» Prompt:
Say how many lines in the records hold the word "Option", and give nothing but that number.

» Supplied information:
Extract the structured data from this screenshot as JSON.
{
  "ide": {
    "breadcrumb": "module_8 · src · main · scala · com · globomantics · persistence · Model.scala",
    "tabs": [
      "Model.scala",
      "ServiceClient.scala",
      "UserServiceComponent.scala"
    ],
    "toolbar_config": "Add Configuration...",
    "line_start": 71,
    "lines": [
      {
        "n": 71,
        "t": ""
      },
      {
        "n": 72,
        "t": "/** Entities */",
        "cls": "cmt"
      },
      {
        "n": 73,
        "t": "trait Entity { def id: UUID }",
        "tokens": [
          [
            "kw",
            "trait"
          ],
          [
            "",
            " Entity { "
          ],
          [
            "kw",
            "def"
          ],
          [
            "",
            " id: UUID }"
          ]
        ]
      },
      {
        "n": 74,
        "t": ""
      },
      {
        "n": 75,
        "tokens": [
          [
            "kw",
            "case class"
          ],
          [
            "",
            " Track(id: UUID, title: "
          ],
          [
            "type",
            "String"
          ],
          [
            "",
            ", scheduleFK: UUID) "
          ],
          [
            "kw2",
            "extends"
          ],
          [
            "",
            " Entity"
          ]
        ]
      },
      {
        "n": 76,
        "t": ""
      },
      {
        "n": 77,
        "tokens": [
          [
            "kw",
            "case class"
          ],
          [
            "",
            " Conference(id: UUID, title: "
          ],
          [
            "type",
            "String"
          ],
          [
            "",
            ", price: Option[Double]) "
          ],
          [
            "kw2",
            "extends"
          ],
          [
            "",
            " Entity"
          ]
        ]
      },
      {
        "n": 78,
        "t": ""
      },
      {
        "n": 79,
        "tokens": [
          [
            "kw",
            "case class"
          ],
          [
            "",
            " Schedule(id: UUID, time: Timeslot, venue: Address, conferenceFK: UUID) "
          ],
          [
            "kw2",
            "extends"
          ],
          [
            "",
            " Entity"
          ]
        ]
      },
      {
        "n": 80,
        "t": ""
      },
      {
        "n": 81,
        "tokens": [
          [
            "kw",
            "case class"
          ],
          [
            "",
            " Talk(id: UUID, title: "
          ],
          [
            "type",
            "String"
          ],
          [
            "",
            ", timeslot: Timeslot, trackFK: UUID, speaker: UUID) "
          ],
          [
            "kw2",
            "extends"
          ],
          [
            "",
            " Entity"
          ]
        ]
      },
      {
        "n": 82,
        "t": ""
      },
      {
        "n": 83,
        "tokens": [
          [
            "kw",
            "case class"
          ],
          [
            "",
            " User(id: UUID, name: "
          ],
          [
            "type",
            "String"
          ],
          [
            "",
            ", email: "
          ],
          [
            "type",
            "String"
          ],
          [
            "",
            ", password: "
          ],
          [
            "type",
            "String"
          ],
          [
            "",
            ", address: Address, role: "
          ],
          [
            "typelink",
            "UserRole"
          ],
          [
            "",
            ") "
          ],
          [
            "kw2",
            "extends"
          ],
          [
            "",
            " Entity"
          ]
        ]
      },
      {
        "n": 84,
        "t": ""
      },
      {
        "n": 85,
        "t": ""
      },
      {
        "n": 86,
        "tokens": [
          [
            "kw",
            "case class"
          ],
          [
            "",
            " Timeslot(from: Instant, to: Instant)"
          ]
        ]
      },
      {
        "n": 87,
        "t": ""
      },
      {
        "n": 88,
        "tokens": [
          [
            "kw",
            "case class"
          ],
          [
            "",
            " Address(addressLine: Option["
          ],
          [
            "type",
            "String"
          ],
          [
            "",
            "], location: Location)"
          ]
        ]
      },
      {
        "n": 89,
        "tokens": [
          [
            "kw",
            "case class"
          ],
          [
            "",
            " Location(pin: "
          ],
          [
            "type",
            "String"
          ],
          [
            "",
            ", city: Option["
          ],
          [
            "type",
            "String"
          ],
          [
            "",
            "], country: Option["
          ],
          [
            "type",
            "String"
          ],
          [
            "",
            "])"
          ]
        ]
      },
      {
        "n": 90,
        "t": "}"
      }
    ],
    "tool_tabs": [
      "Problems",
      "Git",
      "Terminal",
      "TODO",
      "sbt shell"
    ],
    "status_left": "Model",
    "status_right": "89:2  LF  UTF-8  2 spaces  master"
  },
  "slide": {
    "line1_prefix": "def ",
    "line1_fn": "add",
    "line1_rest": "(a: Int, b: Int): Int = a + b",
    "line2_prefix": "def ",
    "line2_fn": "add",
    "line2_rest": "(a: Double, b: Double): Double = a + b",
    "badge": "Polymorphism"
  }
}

» Exercise solution:
4